An effluent treatment system has been found to significantly cut the risk of waterway contamination through tile drains. Anne Lee reports.

Trying to safely apply effluent on farms with subsurface drains can be a headache with the drainage system heightening the risk of phosphate (P) and E. coli loss.

Subsurface drains, such as tile drains, are efficient at whisking excess water away from paddocks but they can also act as highways for nutrients and contaminants, directing them into waterways.

But Lincoln University scientists have found that an effluent treatment solution they’ve been working on can drastically cut P and E. coli losses even when subsurface drains have been installed.

The findings could have significant ramifications for areas where extensive drainage is present, helping simplify management and dramatically reduce the potential for nutrient and bacteria to get into waterways.

A high number of waterways including lakes are susceptible to P inputs with any increases in P concentrations likely to promote algal growth.

The latest research on the effluent treatment system has just been published in the scientific journal, Soil Use and Management.

Lincoln University PhD student Xueying Che carried out the studies, in conjunction with Professor Hong Di and Emeritus Professor Keith Cameron, using lysimeters designed to mimic an area where subsurface drainage had been installed.

The drainage collection point at the bottom of the lysimeters was overlayed with 55cm of gravel which in turn was overlayed by a 15cm layer of soil in which pasture was growing.

Xueying used fresh effluent and treated it with the same active ingredient and methods used in the Lincoln University and Ravensdown-developed ClearTech and EcoPond system.

Those treatment systems use polyferric sulphate, also commonly used in drinking water treatment plants.

In the ClearTech system, the treatment occurs in a large tank and separates clarified water from the treated effluent, making the clarified water available for yard washdown.

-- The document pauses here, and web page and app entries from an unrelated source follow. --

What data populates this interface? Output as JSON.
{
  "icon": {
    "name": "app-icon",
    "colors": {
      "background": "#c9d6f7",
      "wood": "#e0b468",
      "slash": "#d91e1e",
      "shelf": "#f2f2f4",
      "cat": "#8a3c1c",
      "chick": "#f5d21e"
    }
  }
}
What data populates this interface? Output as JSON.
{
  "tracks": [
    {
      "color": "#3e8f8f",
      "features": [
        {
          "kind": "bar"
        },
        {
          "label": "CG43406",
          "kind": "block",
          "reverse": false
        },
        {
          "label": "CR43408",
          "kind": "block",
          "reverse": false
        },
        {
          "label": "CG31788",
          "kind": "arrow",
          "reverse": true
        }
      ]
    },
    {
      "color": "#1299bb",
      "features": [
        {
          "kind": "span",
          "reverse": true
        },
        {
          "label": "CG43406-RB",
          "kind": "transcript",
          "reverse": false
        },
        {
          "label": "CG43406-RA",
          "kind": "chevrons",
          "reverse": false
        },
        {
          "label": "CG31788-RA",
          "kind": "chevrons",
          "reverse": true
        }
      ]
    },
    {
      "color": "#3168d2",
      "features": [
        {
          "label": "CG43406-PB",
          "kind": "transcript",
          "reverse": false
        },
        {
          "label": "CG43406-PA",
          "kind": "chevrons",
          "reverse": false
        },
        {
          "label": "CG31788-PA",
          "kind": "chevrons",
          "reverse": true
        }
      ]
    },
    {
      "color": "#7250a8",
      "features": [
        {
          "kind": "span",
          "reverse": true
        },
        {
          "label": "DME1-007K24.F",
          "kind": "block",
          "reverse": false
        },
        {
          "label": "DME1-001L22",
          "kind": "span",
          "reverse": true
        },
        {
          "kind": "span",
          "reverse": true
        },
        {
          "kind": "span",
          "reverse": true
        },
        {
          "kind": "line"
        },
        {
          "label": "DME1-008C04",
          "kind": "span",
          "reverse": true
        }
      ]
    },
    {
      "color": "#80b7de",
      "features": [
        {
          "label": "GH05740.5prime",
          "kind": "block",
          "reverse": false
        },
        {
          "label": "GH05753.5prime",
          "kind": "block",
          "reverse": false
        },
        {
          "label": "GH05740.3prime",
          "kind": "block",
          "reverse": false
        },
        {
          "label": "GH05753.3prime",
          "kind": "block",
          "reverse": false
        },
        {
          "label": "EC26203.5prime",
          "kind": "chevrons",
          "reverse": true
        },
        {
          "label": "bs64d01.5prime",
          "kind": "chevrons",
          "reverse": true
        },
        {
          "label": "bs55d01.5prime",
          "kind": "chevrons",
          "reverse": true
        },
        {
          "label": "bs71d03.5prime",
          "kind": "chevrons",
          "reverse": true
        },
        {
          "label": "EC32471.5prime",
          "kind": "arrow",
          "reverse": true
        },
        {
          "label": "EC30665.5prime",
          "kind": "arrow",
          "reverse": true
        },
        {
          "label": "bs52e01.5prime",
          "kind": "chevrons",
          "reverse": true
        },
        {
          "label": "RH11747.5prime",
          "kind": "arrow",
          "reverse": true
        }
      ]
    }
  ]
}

The concentrated treated effluent has been proven to show reduced levels of P and E. coli leaching loss through soil.

The EcoPond system treats the effluent “in-line” on the way from the farm dairy to the storage pond providing the same reductions in P and E. coli loss potential through soil but without the clarified water capture.

Until Xueying’s work, the ClearTech and EcoPond research had looked at leaching losses through soil but Xueying aimed to find out what effect the treatments would have on leaching losses through subsurface drains given they are typically topped with a gravel layer.

She says it was already known from previous studies that treating the effluent with polyferric sulphate sets up a chemical reaction which transforms water soluble P into less-soluble, more stable forms of iron phosphate.

These forms of phosphate are more readily held by soil particles, but in a situation where soils have been drained there’s a gravel layer to contend with which has virtually no capacity to hold back nutrients.

To test the effects on soils with tile drains Xueying applied the treated effluent to the surface of the lysimeters on the same day it was treated.

She also applied it after it had been treated and then stored for eight weeks simulating both situations that would occur onfarm.

She applied untreated effluent as a comparison and plain water as a control.

Two applications took place for each of the four situations – one in May and the other in September.

Xueying applied spray irrigation following the May treatment so it supplemented rainfall and created conditions similar to those at the 75th percentile of winter rainfall records.

Irrigation over the summer period – to early December – followed typical irrigation patterns for Canterbury.

Xueying collected the drainage samples every week or more often if there were periods of higher rainfall and analysed the samples for total P, dissolved reactive P (DRP) and total dissolved P (TDP) as well as E. coli.

She also measured pasture production on the lysimeters.

The results

Compared with applying untreated effluent she found the loss of DRP was reduced by 93% when the effluent had been treated and reduced by 92% when it had been treated and then stored.

The TDP losses were 87% lower for treated effluent and 83% lower for treated and stored effluent when compared with untreated effluent.

Total P losses were 60.5% lower for treated effluent and 45% lower for the treated and stored effluent when compared with untreated effluent.

Total E. coli losses to drainage water were almost nil with reductions at 98% for treated effluent and 99.99% for treated and stored effluent compared with untreated effluent.

Pasture growth was unaffected by the different treatments confirming P is still available to plants while being protected from leaching loss.

Xueying says the storage of the effluent didn’t appear to diminish the effectiveness of the treatment on limiting nutrient losses. She believes the lower total P loss reductions found when compared with previous studies using lysimeters could be attributed to the differences in the depth of soil between those studies and hers.

In her study the soil was 15cm deep whereas in other lysimeter studies the soil has been 70cm deep giving greater capacity for the iron phosphate to be held in the soil. Cameron says the research team hoped Xueying’s research findings will give farmers confidence the new technology will help them reduce farming impacts on water.

“With farm environment plans and new freshwater plans expected to demonstrate action to reduce nutrient losses to water, this technology provides a new tool for farmers to reduce phosphate loss and E. coli loss to water, especially those with subsurface drains,” he says.